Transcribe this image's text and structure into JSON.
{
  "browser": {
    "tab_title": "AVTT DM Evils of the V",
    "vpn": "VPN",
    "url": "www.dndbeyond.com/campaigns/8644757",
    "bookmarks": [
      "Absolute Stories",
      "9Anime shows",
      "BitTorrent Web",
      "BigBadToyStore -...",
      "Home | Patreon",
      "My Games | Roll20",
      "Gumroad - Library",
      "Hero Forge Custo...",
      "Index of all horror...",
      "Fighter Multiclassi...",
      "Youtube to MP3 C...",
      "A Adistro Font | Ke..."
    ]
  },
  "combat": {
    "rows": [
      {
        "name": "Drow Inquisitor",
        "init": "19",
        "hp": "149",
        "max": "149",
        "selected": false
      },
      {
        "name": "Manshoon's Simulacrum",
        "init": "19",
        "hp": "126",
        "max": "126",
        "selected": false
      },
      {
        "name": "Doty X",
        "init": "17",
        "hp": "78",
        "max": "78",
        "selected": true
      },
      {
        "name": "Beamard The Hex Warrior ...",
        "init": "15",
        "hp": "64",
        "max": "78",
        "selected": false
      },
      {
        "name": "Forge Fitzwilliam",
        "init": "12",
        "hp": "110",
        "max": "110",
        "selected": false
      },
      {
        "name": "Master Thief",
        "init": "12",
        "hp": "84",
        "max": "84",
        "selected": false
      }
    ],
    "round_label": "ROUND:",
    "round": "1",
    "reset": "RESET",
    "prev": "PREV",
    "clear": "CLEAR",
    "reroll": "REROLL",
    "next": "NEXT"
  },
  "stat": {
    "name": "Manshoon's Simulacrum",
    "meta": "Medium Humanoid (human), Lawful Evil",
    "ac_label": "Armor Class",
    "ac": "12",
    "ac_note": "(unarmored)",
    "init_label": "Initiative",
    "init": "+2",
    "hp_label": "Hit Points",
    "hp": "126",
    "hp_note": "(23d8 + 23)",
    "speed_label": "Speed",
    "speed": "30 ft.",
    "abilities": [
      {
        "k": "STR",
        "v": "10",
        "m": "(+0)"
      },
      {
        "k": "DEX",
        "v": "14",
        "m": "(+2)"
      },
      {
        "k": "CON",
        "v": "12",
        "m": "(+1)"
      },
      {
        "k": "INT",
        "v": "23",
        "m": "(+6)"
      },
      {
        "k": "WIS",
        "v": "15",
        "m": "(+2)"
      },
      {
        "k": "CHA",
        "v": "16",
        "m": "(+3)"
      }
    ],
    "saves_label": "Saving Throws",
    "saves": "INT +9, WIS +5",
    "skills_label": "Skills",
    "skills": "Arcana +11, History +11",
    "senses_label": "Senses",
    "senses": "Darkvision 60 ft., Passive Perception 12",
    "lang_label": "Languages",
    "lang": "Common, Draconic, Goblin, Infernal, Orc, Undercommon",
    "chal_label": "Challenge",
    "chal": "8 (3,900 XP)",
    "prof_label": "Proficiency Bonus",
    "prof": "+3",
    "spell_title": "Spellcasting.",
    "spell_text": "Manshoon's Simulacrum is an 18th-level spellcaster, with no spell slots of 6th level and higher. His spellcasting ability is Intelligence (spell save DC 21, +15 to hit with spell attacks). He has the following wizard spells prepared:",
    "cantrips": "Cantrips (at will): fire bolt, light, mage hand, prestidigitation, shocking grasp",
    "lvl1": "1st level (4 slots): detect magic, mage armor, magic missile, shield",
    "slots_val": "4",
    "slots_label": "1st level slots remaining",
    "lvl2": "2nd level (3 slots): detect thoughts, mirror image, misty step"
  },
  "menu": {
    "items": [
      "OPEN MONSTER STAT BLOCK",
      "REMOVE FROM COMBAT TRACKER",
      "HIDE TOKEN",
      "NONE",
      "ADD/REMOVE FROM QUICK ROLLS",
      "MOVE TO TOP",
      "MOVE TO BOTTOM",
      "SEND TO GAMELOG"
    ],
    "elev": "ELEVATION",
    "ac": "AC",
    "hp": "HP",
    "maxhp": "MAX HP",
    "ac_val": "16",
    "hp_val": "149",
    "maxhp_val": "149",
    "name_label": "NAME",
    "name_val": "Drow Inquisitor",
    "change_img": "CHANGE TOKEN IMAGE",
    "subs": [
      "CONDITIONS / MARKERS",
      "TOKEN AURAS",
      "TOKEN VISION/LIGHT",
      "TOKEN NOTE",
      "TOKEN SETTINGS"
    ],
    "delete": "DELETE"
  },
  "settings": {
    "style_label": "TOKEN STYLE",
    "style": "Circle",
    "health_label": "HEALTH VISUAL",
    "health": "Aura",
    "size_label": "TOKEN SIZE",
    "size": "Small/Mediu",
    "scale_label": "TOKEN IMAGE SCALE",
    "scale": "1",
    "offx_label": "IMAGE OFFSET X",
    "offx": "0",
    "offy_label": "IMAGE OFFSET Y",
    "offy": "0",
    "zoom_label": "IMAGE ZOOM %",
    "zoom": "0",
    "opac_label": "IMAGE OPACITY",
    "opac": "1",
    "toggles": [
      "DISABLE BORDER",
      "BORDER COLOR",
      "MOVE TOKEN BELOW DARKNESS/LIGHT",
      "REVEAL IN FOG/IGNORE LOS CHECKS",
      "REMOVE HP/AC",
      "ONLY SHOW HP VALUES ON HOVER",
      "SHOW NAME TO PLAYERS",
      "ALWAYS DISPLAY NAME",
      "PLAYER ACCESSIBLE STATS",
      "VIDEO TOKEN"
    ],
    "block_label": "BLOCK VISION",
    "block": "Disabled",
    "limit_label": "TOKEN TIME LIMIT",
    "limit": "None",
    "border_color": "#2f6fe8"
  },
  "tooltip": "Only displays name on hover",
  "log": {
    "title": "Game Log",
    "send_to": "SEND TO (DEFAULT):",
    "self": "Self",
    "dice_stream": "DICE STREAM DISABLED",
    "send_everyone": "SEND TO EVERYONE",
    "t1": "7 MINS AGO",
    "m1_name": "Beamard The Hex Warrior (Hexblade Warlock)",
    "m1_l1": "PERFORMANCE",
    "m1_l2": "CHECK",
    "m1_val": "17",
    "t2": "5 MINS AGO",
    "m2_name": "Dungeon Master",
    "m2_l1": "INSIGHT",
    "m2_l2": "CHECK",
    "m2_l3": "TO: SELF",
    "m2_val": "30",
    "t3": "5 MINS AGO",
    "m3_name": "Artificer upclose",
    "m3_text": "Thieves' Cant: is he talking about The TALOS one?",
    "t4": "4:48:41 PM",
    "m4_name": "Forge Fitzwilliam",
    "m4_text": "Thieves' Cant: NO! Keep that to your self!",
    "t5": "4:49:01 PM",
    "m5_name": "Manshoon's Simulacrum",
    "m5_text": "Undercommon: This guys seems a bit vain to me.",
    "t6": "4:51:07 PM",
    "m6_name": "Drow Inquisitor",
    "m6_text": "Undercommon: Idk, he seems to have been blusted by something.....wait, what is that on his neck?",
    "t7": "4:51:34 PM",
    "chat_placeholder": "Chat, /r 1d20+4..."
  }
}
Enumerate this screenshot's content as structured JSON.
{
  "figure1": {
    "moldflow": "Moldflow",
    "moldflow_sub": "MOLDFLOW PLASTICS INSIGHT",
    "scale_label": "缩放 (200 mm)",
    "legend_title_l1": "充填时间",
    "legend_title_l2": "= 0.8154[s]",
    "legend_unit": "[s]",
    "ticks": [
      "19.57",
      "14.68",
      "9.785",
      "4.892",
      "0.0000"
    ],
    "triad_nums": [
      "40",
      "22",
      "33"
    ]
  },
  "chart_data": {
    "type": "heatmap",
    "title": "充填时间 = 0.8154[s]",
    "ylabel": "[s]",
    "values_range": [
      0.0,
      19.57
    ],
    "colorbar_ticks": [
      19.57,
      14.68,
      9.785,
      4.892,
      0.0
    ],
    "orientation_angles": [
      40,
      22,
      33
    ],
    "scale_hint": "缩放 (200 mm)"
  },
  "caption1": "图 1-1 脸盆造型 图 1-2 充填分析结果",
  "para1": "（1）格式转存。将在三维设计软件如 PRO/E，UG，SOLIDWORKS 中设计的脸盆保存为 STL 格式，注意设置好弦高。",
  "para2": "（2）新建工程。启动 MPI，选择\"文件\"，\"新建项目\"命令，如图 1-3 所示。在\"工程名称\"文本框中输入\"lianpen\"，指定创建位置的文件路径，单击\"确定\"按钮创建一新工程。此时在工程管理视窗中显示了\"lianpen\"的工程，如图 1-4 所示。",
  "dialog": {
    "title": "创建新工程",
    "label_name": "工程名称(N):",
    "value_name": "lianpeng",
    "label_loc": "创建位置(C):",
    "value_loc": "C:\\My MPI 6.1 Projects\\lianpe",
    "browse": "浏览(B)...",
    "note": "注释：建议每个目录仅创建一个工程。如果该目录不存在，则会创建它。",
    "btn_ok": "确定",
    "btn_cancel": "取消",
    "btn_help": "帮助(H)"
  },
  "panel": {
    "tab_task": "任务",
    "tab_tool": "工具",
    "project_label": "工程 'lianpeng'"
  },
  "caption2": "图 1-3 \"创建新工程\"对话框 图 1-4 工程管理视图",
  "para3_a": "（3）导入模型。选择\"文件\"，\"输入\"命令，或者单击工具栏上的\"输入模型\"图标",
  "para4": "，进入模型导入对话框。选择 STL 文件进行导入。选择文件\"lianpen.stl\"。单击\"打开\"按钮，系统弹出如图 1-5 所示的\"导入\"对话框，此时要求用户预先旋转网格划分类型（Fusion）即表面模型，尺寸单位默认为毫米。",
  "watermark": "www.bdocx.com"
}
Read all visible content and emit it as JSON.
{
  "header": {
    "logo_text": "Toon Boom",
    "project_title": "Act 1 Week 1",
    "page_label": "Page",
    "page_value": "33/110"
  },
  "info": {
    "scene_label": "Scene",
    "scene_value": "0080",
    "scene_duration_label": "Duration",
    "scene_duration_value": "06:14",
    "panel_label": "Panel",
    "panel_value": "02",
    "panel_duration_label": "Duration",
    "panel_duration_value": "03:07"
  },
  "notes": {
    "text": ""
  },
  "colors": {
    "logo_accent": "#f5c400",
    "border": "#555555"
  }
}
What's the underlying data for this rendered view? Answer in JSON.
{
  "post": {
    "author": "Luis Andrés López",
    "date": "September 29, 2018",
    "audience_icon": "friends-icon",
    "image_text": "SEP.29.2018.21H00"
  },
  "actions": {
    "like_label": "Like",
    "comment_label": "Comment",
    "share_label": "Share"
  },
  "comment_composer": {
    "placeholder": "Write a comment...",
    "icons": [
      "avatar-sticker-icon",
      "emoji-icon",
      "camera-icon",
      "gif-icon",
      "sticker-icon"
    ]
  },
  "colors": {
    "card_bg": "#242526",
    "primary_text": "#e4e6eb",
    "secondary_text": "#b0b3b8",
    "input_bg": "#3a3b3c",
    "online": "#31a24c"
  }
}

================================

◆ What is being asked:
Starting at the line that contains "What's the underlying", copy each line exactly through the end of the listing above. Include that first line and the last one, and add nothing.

◆ Problem solution:
What's the underlying data for this rendered view? Answer in JSON.
{
  "post": {
    "author": "Luis Andrés López",
    "date": "September 29, 2018",
    "audience_icon": "friends-icon",
    "image_text": "SEP.29.2018.21H00"
  },
  "actions": {
    "like_label": "Like",
    "comment_label": "Comment",
    "share_label": "Share"
  },
  "comment_composer": {
    "placeholder": "Write a comment...",
    "icons": [
      "avatar-sticker-icon",
      "emoji-icon",
      "camera-icon",
      "gif-icon",
      "sticker-icon"
    ]
  },
  "colors": {
    "card_bg": "#242526",
    "primary_text": "#e4e6eb",
    "secondary_text": "#b0b3b8",
    "input_bg": "#3a3b3c",
    "online": "#31a24c"
  }
}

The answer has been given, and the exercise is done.